━━━━━ MATERIALS PROVIDED

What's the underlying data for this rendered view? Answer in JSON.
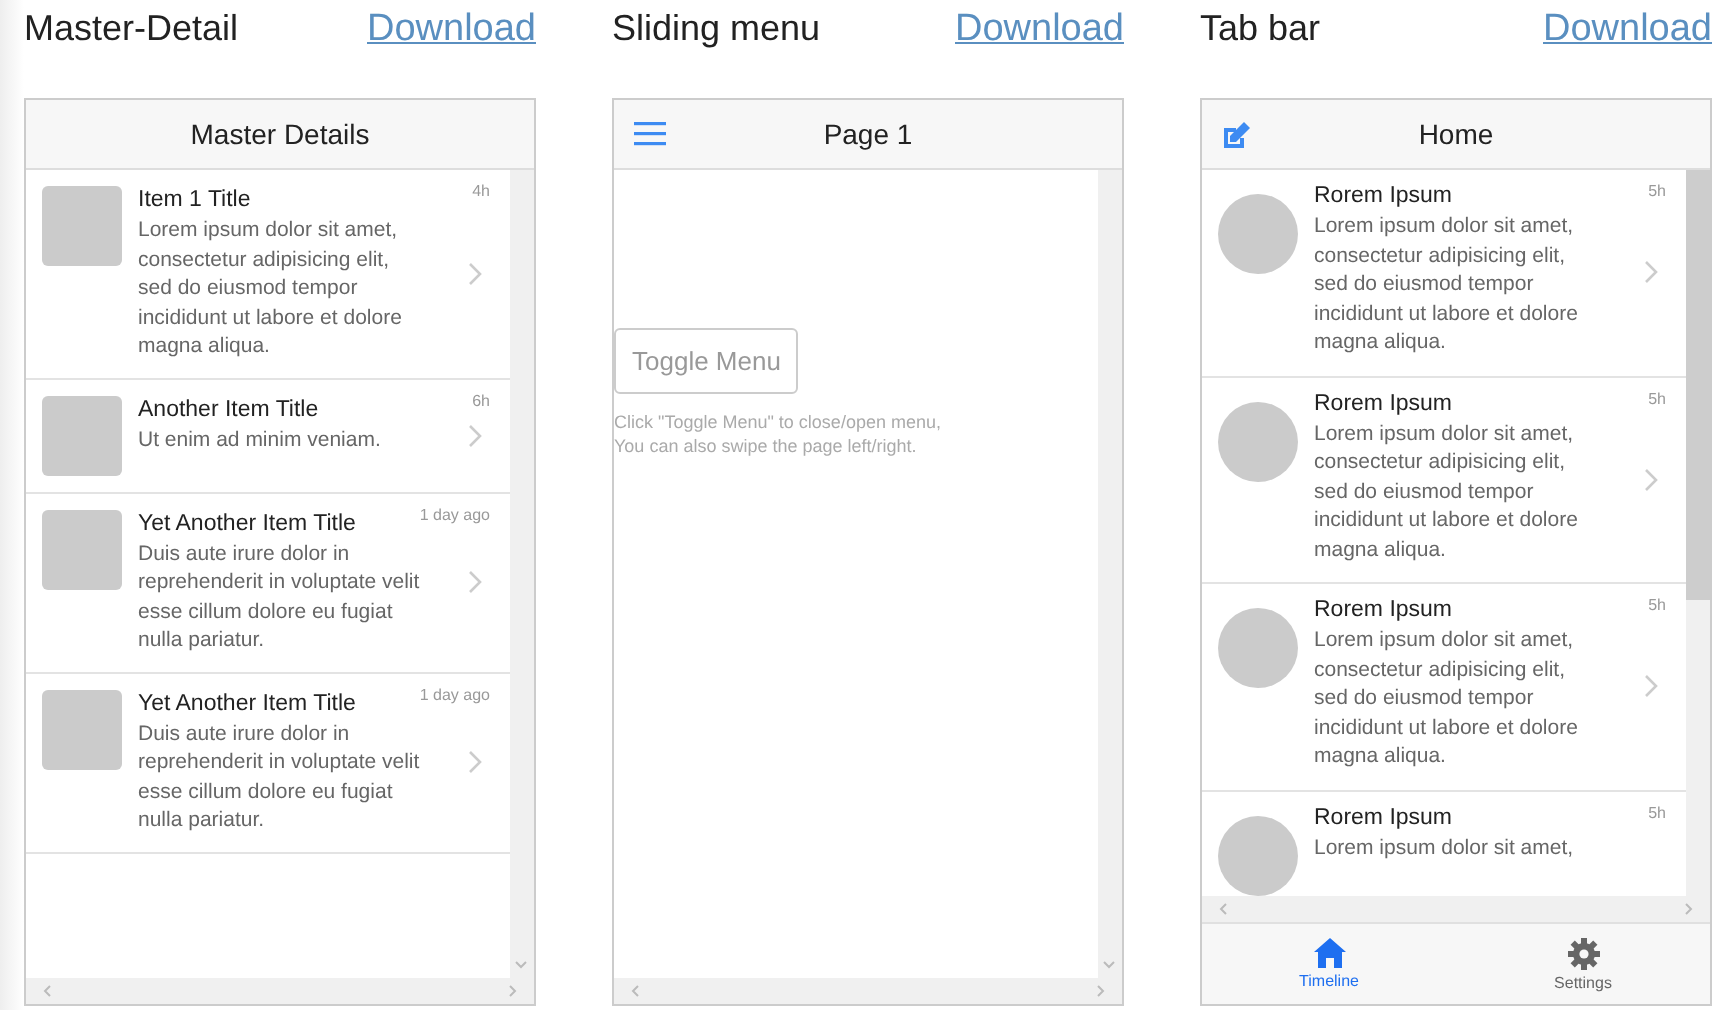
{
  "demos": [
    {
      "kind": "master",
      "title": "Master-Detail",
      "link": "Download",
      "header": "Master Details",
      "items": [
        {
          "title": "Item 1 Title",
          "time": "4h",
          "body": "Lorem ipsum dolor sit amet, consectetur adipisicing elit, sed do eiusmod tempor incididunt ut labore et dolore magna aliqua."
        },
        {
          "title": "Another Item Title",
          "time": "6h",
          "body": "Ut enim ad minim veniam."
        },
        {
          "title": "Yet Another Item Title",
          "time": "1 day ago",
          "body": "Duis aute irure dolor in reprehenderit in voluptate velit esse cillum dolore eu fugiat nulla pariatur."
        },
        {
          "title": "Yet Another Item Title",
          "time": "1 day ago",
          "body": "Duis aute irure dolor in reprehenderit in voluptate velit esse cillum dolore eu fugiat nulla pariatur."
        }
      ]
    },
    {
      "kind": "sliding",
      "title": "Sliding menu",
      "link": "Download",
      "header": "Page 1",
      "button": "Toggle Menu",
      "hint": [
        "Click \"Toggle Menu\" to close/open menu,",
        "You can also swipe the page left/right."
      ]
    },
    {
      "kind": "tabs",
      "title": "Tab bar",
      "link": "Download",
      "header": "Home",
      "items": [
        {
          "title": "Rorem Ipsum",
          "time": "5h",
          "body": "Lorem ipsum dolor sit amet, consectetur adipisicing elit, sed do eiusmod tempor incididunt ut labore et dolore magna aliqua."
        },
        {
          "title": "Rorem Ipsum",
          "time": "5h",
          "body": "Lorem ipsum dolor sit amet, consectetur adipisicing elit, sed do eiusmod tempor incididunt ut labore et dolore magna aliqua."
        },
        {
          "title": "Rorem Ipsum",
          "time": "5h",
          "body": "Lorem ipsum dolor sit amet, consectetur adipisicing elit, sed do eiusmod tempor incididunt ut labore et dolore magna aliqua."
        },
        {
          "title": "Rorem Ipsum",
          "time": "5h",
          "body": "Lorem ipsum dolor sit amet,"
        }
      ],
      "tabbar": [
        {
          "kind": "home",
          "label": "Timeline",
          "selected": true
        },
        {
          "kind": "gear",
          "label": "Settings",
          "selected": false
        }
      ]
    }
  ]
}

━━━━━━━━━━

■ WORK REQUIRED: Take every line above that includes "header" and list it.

■ SOLUTION FOR THIS PROBLEM:
      "header": "Master Details",
      "header": "Page 1",
      "header": "Home",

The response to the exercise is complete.